• **DATA RECORDS**
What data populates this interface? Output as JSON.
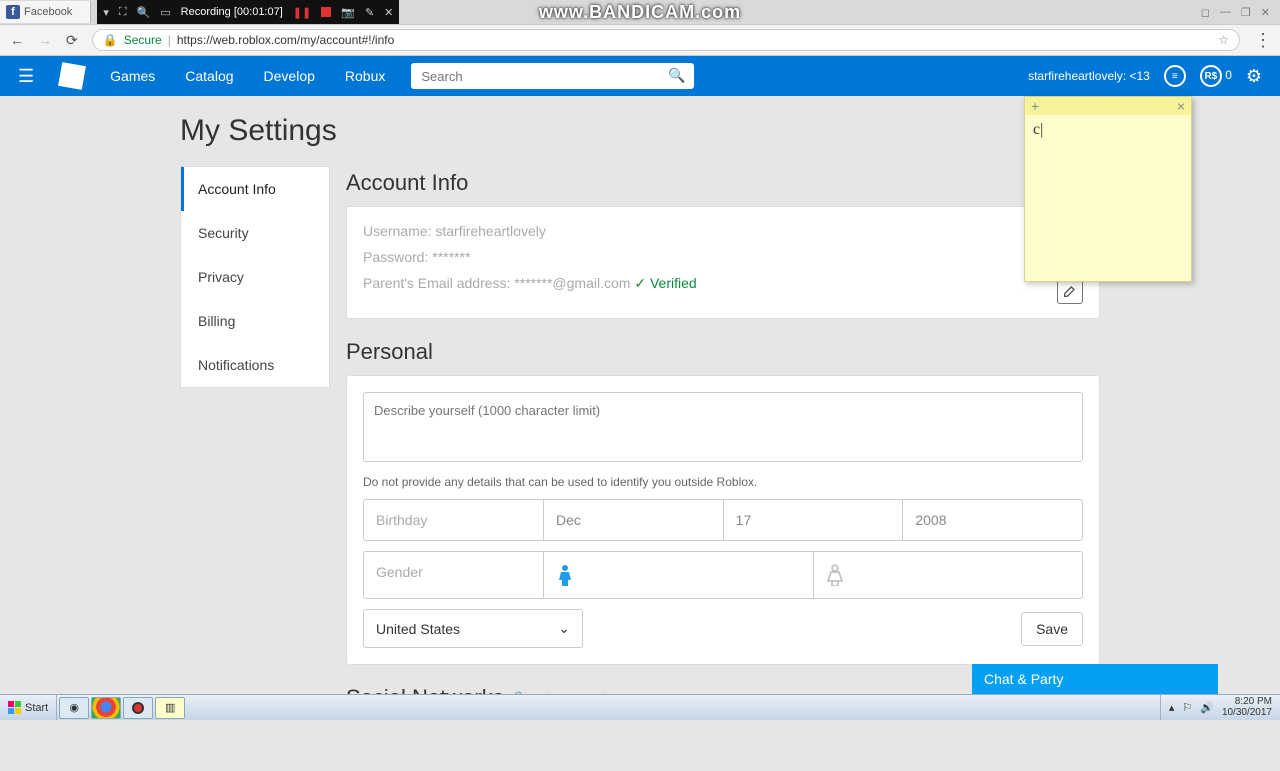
{
  "browser": {
    "fb_tab": "Facebook",
    "recorder_text": "Recording [00:01:07]",
    "watermark": "www.BANDICAM.com",
    "secure_label": "Secure",
    "url": "https://web.roblox.com/my/account#!/info"
  },
  "header": {
    "nav": {
      "games": "Games",
      "catalog": "Catalog",
      "develop": "Develop",
      "robux": "Robux"
    },
    "search_placeholder": "Search",
    "username": "starfireheartlovely",
    "age_tag": "<13",
    "robux": "0"
  },
  "sticky": {
    "text": "c"
  },
  "page_title": "My Settings",
  "side_nav": {
    "account": "Account Info",
    "security": "Security",
    "privacy": "Privacy",
    "billing": "Billing",
    "notifications": "Notifications"
  },
  "account_section": {
    "heading": "Account Info",
    "username_label": "Username:",
    "username_value": "starfireheartlovely",
    "password_label": "Password:",
    "password_value": "*******",
    "email_label": "Parent's Email address:",
    "email_value": "*******@gmail.com",
    "verified": "Verified"
  },
  "personal_section": {
    "heading": "Personal",
    "describe_placeholder": "Describe yourself (1000 character limit)",
    "hint": "Do not provide any details that can be used to identify you outside Roblox.",
    "birthday_label": "Birthday",
    "month": "Dec",
    "day": "17",
    "year": "2008",
    "gender_label": "Gender",
    "country": "United States",
    "save": "Save"
  },
  "social_section": {
    "heading": "Social Networks",
    "privacy_mode": "Privacy Mode"
  },
  "chat_bar": "Chat & Party",
  "taskbar": {
    "start": "Start",
    "time": "8:20 PM",
    "date": "10/30/2017"
  }
}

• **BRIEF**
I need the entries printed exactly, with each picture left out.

• **FINISHED EXERCISE**
What data populates this interface? Output as JSON.
{
  "browser": {
    "fb_tab": "Facebook",
    "recorder_text": "Recording [00:01:07]",
    "watermark": "www.BANDICAM.com",
    "secure_label": "Secure",
    "url": "https://web.roblox.com/my/account#!/info"
  },
  "header": {
    "nav": {
      "games": "Games",
      "catalog": "Catalog",
      "develop": "Develop",
      "robux": "Robux"
    },
    "search_placeholder": "Search",
    "username": "starfireheartlovely",
    "age_tag": "<13",
    "robux": "0"
  },
  "sticky": {
    "text": "c"
  },
  "page_title": "My Settings",
  "side_nav": {
    "account": "Account Info",
    "security": "Security",
    "privacy": "Privacy",
    "billing": "Billing",
    "notifications": "Notifications"
  },
  "account_section": {
    "heading": "Account Info",
    "username_label": "Username:",
    "username_value": "starfireheartlovely",
    "password_label": "Password:",
    "password_value": "*******",
    "email_label": "Parent's Email address:",
    "email_value": "*******@gmail.com",
    "verified": "Verified"
  },
  "personal_section": {
    "heading": "Personal",
    "describe_placeholder": "Describe yourself (1000 character limit)",
    "hint": "Do not provide any details that can be used to identify you outside Roblox.",
    "birthday_label": "Birthday",
    "month": "Dec",
    "day": "17",
    "year": "2008",
    "gender_label": "Gender",
    "country": "United States",
    "save": "Save"
  },
  "social_section": {
    "heading": "Social Networks",
    "privacy_mode": "Privacy Mode"
  },
  "chat_bar": "Chat & Party",
  "taskbar": {
    "start": "Start",
    "time": "8:20 PM",
    "date": "10/30/2017"
  }
}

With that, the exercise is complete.